Robert Bergen, Esq.*
Counsel of Record
George Kendall, Esq.
Harmony Loube, Esq.
Holland & Knight LLP
New York, New York 10007
The Association of the Bar of the City of New York
The Association of the Bar of the City of New York, founded in 1870, comprises over 22,000 members. While most practice in the New York area, the Association has members in nearly every state and over 50 countries. The Association has long been committed to promoting reform of the law and providing access to justice for all. A major aspect of that effort is working to ensure that legal services organizations have the resources and ability to effectively address their clients’ needs. In New York City, the Association has helped coordinate the efforts of the general legal services community. Its affiliated organization, the City Bar Justice Center, draws upon the pro bono efforts of thousands of lawyers to provide free legal services to the needy in a number of program areas and runs a hotline providing legal information to those who cannot afford a lawyer.
New York County Lawyers’ Association
The New York County Lawyers’ Association, founded in 1908, currently has 8,500 members. It sponsors activities such as pro bono programs, continuing legal education programs and public forums, and has consistently supported funding for legal services and the independence of the judiciary.
Lesbian, Gay, Bisexual and Transgender Law Association of Greater New York
The Lesbian, Gay, Bisexual and Transgender Law Association of Greater New York (“LeGaL”) was founded in 1978 and incorporated in 1981. LeGaL, through its over 400 members, seeks to represent the interests of the lesbian, gay, bisexual and transgender (“LGBT”) legal community and the LGBT community at large. Among our community activities is sponsoring three free walk-in legal clinics to help address the unmet legal needs of the LGBT community.
The Florida Bar Foundation
The Florida Bar Foundation, a 501(c)(3) public charity, was established in 1956. The Foundation administers the Florida Supreme Court’s Interest on Trust Accounts Program and raises funds from lawyers, law firms, the business community, and from members of the general public. The primary mission of the Foundation is to provide financial support for legal aid and to promote improvements in addressing the civil legal needs of the poor.
Vermont Bar Association
The Vermont Bar Association (“VBA”) is the only statewide association open to all Vermont lawyers, judges, and law students. It is a voluntary association and has approximately 2100 members which is close to 80% of licensees. The VBA’s mission statement includes promoting reform in the law and facilitating the administration of justice.

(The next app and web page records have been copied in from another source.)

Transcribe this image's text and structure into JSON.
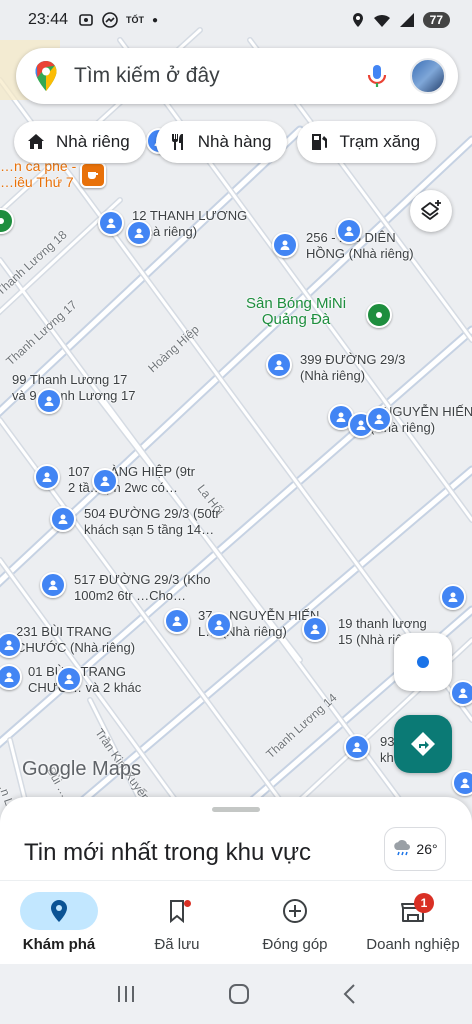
{
  "status_bar": {
    "time": "23:44",
    "battery": "77"
  },
  "search": {
    "placeholder": "Tìm kiếm ở đây"
  },
  "chips": [
    {
      "label": "Nhà riêng",
      "icon": "home-icon"
    },
    {
      "label": "Nhà hàng",
      "icon": "restaurant-icon"
    },
    {
      "label": "Trạm xăng",
      "icon": "gas-station-icon"
    }
  ],
  "map": {
    "places": [
      {
        "name": "12 THANH LƯƠNG",
        "sub": "(Nhà riêng)"
      },
      {
        "name": "256 - 258 DIÊN",
        "sub": "HỒNG (Nhà riêng)"
      },
      {
        "name": "Sân Bóng MiNi",
        "sub": "Quảng Đà"
      },
      {
        "name": "399 ĐƯỜNG 29/3",
        "sub": "(Nhà riêng)"
      },
      {
        "name": "99 Thanh Lương 17",
        "sub": "và 9… anh Lương 17"
      },
      {
        "name": "…NGUYỄN HIẾN",
        "sub": "(Nhà riêng)"
      },
      {
        "name": "107 … ÀNG HIỆP (9tr",
        "sub": "2 tầ… pn 2wc có…"
      },
      {
        "name": "504 ĐƯỜNG 29/3 (50tr",
        "sub": "khách sạn 5 tầng 14…"
      },
      {
        "name": "517 ĐƯỜNG 29/3 (Kho",
        "sub": "100m2 6tr …Cho…"
      },
      {
        "name": "231 BÙI TRANG",
        "sub": "CHƯỚC (Nhà riêng)"
      },
      {
        "name": "37… NGUYỄN HIẾN",
        "sub": "L… (Nhà riêng)"
      },
      {
        "name": "19 thanh lương",
        "sub": "15 (Nhà riê…"
      },
      {
        "name": "01 BÙ… TRANG",
        "sub": "CHƯỚ… và 2 khác"
      },
      {
        "name": "93…",
        "sub": "kh…"
      },
      {
        "name": "…n cà phê -",
        "sub": "…iêu Thứ 7"
      }
    ],
    "streets": [
      "Hoàng Hiệp",
      "Thanh Lương 17",
      "Thanh Lương 18",
      "La Hối",
      "Thanh Lương 14",
      "Trần Kim Xuyến",
      "Bùi …",
      "…n Lê"
    ],
    "logo": "Google Maps"
  },
  "sheet": {
    "title": "Tin mới nhất trong khu vực",
    "weather": "26°"
  },
  "nav": [
    {
      "label": "Khám phá",
      "active": true
    },
    {
      "label": "Đã lưu",
      "active": false
    },
    {
      "label": "Đóng góp",
      "active": false
    },
    {
      "label": "Doanh nghiệp",
      "active": false,
      "badge": "1"
    }
  ],
  "colors": {
    "accent": "#0b7a75",
    "pin": "#4285f4",
    "park": "#1e8e3e"
  }
}
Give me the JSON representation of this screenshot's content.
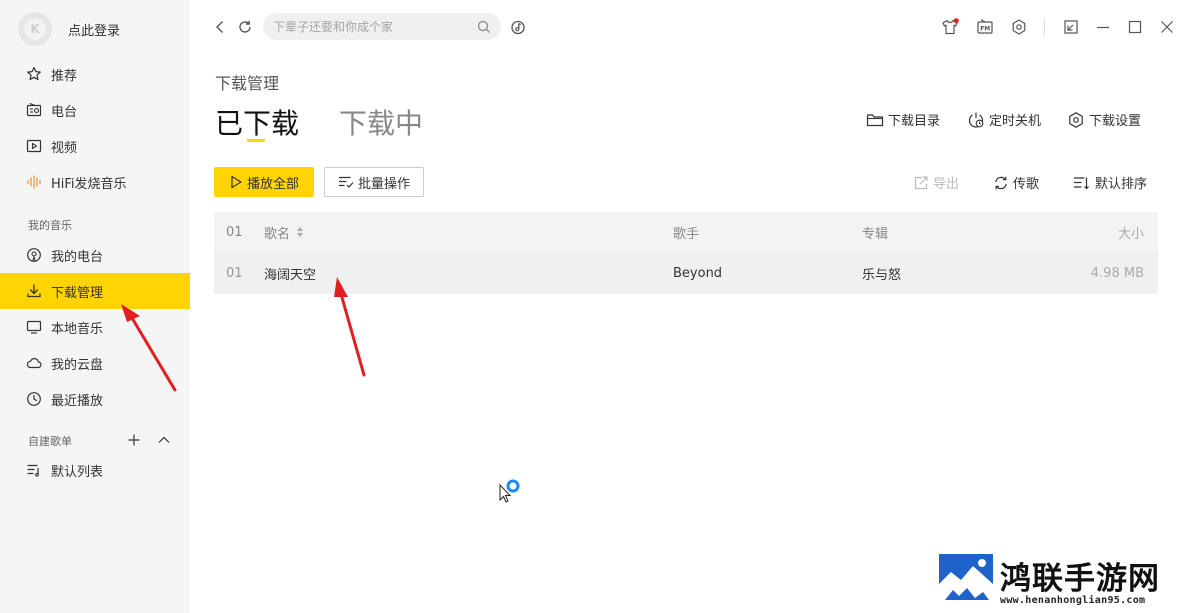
{
  "sidebar": {
    "login_label": "点此登录",
    "nav_main": [
      {
        "label": "推荐"
      },
      {
        "label": "电台"
      },
      {
        "label": "视频"
      },
      {
        "label": "HiFi发烧音乐"
      }
    ],
    "my_music_label": "我的音乐",
    "nav_my": [
      {
        "label": "我的电台"
      },
      {
        "label": "下载管理"
      },
      {
        "label": "本地音乐"
      },
      {
        "label": "我的云盘"
      },
      {
        "label": "最近播放"
      }
    ],
    "playlist_section_label": "自建歌单",
    "playlists": [
      {
        "label": "默认列表"
      }
    ]
  },
  "topbar": {
    "search_placeholder": "下辈子还要和你成个家"
  },
  "main": {
    "page_title": "下载管理",
    "tabs": [
      {
        "label": "已下载",
        "active": true
      },
      {
        "label": "下载中",
        "active": false
      }
    ],
    "top_actions": {
      "download_dir": "下载目录",
      "timer_shutdown": "定时关机",
      "download_settings": "下载设置"
    },
    "play_all": "播放全部",
    "batch_ops": "批量操作",
    "tool_actions": {
      "export": "导出",
      "upload": "传歌",
      "sort": "默认排序"
    },
    "table": {
      "columns": {
        "index": "01",
        "name": "歌名",
        "artist": "歌手",
        "album": "专辑",
        "size": "大小"
      },
      "rows": [
        {
          "index": "01",
          "name": "海阔天空",
          "artist": "Beyond",
          "album": "乐与怒",
          "size": "4.98 MB"
        }
      ]
    }
  },
  "watermark": {
    "title": "鸿联手游网",
    "url": "www.henanhonglian95.com"
  },
  "colors": {
    "accent": "#ffd400",
    "sidebar_bg": "#f5f5f5",
    "arrow": "#e02020",
    "cursor_ring": "#1a8cff"
  }
}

The Board of Managers of the VBA has partnered with Vermont Legal Aid and Legal Services Law Line of Vermont for many years, and the Board has consistently supported the work of each.
Case Name: Brooklyn Legal v. Legal Services

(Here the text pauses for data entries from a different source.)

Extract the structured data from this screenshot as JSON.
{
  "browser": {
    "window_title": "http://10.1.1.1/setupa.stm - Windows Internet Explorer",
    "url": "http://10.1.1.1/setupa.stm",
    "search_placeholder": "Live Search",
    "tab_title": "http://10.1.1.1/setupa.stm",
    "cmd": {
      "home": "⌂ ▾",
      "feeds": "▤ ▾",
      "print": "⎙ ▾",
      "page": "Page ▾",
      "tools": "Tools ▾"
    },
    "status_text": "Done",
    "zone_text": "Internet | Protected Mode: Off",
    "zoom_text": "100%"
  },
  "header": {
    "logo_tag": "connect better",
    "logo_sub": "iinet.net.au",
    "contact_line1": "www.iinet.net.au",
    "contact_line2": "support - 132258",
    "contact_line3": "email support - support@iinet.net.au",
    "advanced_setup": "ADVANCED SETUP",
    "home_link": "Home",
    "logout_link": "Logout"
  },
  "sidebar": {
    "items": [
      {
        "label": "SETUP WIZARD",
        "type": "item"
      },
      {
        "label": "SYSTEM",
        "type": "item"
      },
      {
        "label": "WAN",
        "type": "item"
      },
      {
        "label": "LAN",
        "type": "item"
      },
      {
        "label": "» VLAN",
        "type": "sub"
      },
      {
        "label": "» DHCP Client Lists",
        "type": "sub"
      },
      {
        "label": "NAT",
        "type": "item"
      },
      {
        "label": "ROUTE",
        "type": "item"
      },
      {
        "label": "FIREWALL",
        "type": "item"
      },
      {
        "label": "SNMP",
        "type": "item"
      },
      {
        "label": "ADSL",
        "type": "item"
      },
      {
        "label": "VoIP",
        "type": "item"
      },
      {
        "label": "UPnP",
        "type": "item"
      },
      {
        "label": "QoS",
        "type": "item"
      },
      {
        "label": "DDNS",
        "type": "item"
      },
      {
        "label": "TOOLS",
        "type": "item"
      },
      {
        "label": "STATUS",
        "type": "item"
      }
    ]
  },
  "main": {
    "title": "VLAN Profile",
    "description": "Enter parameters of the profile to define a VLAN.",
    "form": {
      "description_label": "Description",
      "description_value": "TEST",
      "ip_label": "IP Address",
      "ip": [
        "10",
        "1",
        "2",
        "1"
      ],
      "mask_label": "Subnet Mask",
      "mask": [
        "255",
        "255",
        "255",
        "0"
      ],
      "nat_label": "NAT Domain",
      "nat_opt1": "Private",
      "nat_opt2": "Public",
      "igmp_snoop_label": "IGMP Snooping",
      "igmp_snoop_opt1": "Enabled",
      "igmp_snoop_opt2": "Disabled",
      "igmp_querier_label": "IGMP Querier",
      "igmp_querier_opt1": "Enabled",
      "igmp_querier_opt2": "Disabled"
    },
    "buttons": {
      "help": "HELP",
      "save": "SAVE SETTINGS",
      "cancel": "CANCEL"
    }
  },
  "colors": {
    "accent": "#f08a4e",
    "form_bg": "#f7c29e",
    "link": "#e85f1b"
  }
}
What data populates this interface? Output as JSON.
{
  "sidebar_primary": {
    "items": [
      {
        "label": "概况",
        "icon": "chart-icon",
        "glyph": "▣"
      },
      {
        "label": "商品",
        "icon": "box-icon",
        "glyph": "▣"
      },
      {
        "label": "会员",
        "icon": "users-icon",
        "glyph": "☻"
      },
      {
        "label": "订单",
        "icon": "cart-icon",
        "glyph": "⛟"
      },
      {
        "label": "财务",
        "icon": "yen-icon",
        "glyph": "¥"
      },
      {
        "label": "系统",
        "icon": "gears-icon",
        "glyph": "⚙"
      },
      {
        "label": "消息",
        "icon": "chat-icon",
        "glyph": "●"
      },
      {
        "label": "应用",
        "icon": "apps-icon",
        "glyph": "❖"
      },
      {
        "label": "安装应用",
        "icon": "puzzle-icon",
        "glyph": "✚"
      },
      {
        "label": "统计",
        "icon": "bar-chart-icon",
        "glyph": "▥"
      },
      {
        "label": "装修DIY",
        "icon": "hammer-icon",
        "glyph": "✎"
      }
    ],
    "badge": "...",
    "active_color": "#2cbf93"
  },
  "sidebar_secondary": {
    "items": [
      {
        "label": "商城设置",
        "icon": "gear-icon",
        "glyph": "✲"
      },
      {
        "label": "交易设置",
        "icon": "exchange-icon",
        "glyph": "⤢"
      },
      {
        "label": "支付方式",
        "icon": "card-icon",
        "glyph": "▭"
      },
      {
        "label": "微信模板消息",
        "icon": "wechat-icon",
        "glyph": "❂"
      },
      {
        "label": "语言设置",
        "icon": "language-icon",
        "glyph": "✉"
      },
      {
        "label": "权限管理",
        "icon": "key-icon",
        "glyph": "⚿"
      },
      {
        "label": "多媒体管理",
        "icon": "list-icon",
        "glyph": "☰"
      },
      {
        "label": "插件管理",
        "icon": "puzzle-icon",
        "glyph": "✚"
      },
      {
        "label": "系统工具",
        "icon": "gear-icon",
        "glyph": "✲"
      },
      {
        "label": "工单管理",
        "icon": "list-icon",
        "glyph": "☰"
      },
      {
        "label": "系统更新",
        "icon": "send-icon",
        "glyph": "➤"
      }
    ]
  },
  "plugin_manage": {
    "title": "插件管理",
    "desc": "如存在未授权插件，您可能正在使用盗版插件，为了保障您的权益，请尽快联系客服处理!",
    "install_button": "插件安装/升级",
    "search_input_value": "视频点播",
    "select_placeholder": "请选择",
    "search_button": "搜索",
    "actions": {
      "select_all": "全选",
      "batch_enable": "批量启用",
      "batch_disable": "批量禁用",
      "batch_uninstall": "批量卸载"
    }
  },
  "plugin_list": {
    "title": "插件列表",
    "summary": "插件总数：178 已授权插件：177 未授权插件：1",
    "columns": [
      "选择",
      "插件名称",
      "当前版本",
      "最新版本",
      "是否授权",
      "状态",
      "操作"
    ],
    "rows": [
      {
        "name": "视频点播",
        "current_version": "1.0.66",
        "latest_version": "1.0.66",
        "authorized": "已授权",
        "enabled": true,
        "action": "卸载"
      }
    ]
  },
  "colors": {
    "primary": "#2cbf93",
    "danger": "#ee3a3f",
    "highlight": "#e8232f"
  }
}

Docket Number: 05-0340-cv(L)
I, Natasha R. Monell, hereby certify that the Petition submitted in PDF form as an e-mail attachment to firstname.lastname@example.org in the above referenced case, was scanned using Norton Antivirus Professional Edition 2003 (with updated virus definition file as of 10/16/2006) and found to be VIRUS FREE.
/s/ Natasha R. Monell
Natasha R. Monell, Esq.
Record Press, Inc.
Dated: October 16, 2006